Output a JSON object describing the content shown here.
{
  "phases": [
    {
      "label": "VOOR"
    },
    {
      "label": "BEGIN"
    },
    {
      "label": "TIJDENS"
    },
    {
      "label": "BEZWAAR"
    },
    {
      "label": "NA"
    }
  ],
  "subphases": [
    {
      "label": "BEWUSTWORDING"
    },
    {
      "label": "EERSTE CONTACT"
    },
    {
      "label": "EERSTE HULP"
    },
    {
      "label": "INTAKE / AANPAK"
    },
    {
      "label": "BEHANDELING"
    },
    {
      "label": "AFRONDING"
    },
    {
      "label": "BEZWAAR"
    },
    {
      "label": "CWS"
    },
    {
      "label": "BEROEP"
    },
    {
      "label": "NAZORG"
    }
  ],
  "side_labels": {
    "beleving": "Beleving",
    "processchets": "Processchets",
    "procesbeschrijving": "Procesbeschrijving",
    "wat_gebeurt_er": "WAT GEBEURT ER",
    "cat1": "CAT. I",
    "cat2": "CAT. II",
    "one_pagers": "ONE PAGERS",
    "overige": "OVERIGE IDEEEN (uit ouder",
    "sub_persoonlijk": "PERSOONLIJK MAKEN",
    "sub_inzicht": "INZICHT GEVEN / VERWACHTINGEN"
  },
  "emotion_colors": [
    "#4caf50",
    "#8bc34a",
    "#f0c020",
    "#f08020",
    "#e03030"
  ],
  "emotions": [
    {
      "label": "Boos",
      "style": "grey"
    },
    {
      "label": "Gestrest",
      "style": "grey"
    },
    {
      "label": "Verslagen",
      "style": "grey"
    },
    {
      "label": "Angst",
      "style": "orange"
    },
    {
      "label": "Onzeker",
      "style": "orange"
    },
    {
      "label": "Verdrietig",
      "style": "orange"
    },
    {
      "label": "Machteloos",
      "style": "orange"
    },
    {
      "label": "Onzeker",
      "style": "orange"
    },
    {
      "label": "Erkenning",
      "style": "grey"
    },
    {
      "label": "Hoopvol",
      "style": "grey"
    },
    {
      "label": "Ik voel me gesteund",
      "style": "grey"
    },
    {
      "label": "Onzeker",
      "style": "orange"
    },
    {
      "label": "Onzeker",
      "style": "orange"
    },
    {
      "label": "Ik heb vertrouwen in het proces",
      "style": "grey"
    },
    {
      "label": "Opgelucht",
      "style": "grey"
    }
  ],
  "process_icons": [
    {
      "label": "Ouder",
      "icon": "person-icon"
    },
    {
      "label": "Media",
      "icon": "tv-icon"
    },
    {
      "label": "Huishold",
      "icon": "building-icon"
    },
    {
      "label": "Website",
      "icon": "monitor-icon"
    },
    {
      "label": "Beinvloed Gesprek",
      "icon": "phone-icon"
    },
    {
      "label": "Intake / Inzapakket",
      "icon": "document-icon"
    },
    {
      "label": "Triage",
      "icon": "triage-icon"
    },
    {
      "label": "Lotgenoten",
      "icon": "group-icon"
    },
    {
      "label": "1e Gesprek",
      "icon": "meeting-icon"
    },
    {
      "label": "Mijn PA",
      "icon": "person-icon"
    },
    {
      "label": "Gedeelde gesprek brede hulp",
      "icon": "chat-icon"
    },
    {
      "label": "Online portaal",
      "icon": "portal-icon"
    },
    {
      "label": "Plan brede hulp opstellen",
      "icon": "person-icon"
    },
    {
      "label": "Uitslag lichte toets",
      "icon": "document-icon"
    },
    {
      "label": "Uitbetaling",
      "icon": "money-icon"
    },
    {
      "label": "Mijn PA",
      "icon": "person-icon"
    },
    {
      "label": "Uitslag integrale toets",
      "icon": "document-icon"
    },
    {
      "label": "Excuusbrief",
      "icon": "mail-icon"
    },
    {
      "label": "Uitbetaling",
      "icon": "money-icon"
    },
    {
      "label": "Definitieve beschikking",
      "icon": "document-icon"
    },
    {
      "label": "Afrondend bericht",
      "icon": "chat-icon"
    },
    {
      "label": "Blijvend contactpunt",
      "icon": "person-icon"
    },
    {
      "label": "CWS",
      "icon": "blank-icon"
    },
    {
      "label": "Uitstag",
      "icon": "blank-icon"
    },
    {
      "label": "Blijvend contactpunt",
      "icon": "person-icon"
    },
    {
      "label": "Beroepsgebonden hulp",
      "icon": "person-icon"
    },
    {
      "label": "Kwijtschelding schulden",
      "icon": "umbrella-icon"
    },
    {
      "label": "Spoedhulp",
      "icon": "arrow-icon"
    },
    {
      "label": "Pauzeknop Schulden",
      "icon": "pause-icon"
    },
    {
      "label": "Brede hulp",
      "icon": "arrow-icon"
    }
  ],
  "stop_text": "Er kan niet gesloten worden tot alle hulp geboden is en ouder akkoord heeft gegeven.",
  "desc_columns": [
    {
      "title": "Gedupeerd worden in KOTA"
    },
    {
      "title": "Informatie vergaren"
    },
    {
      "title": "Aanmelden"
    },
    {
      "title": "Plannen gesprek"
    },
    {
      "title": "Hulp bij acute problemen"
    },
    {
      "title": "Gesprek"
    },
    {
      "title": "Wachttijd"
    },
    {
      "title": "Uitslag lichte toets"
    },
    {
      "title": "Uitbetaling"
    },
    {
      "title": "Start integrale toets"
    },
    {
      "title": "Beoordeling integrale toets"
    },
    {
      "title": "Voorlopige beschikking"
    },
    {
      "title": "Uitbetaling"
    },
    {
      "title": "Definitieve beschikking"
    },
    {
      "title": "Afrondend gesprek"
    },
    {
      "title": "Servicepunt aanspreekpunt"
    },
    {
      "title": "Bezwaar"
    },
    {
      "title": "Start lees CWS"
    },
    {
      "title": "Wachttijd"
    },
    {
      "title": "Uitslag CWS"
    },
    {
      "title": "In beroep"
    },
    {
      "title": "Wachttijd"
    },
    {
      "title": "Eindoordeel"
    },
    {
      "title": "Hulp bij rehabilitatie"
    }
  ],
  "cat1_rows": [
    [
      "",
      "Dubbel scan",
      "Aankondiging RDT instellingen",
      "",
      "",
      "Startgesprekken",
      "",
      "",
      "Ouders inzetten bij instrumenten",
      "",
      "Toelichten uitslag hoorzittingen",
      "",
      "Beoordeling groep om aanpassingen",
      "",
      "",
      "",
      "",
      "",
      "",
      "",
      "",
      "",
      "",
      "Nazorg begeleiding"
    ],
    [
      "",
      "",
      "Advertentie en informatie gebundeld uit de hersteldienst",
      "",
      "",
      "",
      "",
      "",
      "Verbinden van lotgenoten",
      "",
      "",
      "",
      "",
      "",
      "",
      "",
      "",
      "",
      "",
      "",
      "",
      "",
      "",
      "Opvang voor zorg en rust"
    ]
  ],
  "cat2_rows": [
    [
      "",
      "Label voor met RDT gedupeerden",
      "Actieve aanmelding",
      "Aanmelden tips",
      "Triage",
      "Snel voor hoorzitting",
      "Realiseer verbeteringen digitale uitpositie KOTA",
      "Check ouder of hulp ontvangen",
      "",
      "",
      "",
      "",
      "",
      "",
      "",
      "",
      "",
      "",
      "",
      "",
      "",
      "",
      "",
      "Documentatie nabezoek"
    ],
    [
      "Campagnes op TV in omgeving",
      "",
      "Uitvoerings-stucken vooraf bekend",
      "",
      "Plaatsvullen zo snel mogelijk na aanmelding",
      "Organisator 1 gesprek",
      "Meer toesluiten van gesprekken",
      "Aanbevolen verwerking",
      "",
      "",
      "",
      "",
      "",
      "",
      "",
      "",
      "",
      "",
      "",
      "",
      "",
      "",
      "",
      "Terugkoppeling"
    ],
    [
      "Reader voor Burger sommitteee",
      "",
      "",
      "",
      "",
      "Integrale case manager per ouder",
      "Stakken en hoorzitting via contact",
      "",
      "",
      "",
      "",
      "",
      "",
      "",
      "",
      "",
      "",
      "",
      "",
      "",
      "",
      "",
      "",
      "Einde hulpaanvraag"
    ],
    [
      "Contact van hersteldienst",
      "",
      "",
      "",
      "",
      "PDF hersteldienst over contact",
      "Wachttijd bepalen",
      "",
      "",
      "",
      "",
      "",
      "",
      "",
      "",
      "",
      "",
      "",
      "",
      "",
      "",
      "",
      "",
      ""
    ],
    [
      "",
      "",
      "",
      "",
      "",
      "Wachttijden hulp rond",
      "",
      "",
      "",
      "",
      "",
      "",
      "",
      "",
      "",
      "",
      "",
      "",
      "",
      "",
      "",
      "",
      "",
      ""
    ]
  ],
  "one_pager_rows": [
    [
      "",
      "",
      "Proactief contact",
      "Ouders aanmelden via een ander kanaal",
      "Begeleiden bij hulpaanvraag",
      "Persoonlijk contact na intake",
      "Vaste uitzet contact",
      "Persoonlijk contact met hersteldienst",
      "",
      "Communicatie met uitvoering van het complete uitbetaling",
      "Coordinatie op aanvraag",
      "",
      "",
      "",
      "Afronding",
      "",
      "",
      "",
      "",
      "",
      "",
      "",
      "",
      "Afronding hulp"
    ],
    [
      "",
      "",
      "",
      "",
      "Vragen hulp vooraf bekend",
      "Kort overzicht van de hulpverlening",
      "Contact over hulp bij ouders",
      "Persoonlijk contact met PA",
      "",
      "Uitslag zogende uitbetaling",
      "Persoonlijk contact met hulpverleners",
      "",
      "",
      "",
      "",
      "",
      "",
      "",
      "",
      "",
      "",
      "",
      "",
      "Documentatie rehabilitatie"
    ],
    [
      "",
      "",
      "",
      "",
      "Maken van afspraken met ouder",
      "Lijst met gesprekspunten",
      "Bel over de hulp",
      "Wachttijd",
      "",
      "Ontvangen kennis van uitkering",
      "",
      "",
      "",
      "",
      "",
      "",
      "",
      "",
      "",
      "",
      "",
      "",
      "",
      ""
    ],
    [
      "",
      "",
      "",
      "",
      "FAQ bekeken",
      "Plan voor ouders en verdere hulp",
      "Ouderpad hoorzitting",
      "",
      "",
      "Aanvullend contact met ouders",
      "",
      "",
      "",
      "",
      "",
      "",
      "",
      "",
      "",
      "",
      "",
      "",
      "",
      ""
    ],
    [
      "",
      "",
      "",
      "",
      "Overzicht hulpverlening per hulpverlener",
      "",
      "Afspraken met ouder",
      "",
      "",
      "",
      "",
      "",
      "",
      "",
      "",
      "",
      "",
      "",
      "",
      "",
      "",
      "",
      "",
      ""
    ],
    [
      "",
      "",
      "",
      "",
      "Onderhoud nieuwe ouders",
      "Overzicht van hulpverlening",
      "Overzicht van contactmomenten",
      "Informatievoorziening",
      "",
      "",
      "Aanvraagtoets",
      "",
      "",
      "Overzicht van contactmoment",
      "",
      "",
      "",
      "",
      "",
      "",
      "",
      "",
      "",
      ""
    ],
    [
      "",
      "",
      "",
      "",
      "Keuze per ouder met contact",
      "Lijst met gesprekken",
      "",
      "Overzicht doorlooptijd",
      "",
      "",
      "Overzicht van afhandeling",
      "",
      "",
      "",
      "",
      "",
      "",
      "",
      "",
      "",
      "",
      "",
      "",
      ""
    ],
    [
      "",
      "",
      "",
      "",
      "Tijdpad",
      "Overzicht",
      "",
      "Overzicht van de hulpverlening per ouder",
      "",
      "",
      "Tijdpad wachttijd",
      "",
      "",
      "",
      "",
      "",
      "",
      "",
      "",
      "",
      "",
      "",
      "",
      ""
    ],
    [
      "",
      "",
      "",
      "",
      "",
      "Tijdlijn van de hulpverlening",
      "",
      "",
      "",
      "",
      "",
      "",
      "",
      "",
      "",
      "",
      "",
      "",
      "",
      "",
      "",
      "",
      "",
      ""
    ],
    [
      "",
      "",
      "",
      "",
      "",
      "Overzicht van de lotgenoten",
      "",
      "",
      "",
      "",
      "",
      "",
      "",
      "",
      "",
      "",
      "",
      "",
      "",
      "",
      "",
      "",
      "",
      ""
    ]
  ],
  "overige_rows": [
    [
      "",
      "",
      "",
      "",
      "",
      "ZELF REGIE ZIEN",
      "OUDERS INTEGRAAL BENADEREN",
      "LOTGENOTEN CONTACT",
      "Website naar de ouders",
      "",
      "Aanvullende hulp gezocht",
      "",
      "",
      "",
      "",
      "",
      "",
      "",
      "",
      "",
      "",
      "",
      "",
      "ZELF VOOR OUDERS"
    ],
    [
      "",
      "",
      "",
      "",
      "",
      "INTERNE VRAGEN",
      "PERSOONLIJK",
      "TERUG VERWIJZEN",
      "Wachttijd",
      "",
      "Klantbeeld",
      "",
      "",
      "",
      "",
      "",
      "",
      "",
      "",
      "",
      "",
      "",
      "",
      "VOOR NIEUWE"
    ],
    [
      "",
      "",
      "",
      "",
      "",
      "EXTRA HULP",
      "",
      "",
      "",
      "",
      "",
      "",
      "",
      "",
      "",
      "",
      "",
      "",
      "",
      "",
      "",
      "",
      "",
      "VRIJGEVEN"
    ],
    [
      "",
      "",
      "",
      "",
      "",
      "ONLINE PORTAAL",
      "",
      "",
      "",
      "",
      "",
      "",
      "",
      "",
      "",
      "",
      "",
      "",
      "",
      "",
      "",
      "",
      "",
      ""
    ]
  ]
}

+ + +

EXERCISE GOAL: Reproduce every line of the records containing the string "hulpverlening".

EXERCISE OUTPUT:
      "Kort overzicht van de hulpverlening",
      "Overzicht hulpverlening per hulpverlener",
      "Overzicht van hulpverlening",
      "Overzicht van de hulpverlening per ouder",
      "Tijdlijn van de hulpverlening",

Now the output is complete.